Exercise description: Copy out every record that follows, word for word.

=== Data provided ===

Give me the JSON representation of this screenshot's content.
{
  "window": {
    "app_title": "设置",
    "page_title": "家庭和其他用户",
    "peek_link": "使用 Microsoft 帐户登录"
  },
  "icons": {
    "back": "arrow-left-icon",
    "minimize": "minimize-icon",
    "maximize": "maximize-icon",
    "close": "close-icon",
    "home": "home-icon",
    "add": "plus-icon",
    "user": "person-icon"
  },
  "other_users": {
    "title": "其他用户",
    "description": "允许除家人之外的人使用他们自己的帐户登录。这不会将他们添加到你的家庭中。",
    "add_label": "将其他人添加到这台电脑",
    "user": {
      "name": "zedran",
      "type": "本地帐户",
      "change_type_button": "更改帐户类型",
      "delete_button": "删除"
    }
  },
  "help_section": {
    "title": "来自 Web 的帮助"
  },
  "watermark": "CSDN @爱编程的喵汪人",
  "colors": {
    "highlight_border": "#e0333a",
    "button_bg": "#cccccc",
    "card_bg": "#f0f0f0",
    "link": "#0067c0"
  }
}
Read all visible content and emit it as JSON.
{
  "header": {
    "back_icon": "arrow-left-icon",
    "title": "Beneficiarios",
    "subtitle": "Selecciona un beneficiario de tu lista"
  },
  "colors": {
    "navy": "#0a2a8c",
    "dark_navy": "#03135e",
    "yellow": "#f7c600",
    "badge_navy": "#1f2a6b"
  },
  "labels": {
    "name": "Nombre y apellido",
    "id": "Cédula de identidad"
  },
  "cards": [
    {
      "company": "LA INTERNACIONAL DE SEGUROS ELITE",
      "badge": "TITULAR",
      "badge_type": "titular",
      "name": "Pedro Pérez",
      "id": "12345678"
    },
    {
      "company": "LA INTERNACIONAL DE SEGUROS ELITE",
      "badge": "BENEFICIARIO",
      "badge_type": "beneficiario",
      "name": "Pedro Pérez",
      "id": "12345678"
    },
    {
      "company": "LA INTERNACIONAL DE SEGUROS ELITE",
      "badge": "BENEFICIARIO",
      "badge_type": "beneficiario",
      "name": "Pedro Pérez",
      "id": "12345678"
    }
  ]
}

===

Exercise answer:
Give me the JSON representation of this screenshot's content.
{
  "window": {
    "app_title": "设置",
    "page_title": "家庭和其他用户",
    "peek_link": "使用 Microsoft 帐户登录"
  },
  "icons": {
    "back": "arrow-left-icon",
    "minimize": "minimize-icon",
    "maximize": "maximize-icon",
    "close": "close-icon",
    "home": "home-icon",
    "add": "plus-icon",
    "user": "person-icon"
  },
  "other_users": {
    "title": "其他用户",
    "description": "允许除家人之外的人使用他们自己的帐户登录。这不会将他们添加到你的家庭中。",
    "add_label": "将其他人添加到这台电脑",
    "user": {
      "name": "zedran",
      "type": "本地帐户",
      "change_type_button": "更改帐户类型",
      "delete_button": "删除"
    }
  },
  "help_section": {
    "title": "来自 Web 的帮助"
  },
  "watermark": "CSDN @爱编程的喵汪人",
  "colors": {
    "highlight_border": "#e0333a",
    "button_bg": "#cccccc",
    "card_bg": "#f0f0f0",
    "link": "#0067c0"
  }
}
Read all visible content and emit it as JSON.
{
  "header": {
    "back_icon": "arrow-left-icon",
    "title": "Beneficiarios",
    "subtitle": "Selecciona un beneficiario de tu lista"
  },
  "colors": {
    "navy": "#0a2a8c",
    "dark_navy": "#03135e",
    "yellow": "#f7c600",
    "badge_navy": "#1f2a6b"
  },
  "labels": {
    "name": "Nombre y apellido",
    "id": "Cédula de identidad"
  },
  "cards": [
    {
      "company": "LA INTERNACIONAL DE SEGUROS ELITE",
      "badge": "TITULAR",
      "badge_type": "titular",
      "name": "Pedro Pérez",
      "id": "12345678"
    },
    {
      "company": "LA INTERNACIONAL DE SEGUROS ELITE",
      "badge": "BENEFICIARIO",
      "badge_type": "beneficiario",
      "name": "Pedro Pérez",
      "id": "12345678"
    },
    {
      "company": "LA INTERNACIONAL DE SEGUROS ELITE",
      "badge": "BENEFICIARIO",
      "badge_type": "beneficiario",
      "name": "Pedro Pérez",
      "id": "12345678"
    }
  ]
}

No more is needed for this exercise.